(Excerpts from an interface dataset)
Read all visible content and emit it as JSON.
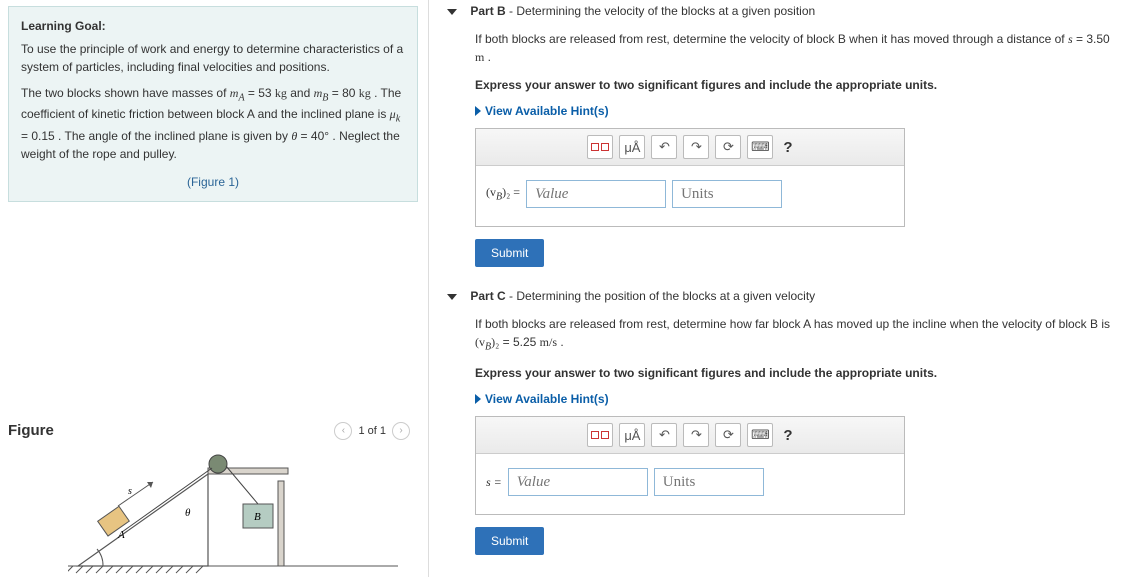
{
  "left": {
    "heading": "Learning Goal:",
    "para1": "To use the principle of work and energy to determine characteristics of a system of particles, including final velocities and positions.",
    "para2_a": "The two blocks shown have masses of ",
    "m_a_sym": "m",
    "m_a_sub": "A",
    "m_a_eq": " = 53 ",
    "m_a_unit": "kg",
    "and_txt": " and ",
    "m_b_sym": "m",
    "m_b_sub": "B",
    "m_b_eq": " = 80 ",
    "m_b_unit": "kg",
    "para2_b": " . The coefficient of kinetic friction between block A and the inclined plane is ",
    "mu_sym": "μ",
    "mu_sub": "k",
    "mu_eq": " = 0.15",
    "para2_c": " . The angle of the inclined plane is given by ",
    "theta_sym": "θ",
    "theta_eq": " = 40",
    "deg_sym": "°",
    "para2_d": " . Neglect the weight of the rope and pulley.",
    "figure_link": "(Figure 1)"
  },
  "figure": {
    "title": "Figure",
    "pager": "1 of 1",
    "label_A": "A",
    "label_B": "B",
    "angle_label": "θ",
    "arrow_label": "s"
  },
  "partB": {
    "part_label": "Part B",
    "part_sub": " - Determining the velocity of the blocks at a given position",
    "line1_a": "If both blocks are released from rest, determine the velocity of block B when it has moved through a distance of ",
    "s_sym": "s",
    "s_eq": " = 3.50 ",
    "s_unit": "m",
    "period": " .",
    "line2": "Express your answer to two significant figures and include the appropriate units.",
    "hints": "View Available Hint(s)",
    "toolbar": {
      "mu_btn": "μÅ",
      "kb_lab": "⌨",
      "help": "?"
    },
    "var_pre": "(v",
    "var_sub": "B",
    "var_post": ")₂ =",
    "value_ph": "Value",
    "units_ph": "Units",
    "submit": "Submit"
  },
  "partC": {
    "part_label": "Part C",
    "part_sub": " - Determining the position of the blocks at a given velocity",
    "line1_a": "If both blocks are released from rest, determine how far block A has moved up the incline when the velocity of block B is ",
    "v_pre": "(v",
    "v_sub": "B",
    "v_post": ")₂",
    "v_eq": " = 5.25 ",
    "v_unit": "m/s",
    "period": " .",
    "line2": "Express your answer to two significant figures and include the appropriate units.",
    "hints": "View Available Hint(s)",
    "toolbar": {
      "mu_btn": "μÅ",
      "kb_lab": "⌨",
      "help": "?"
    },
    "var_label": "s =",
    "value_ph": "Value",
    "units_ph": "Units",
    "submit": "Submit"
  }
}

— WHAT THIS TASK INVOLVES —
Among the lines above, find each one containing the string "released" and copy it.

— ANSWER FOR THE TASK —
    "line1_a": "If both blocks are released from rest, determine the velocity of block B when it has moved through a distance of ",
    "line1_a": "If both blocks are released from rest, determine how far block A has moved up the incline when the velocity of block B is ",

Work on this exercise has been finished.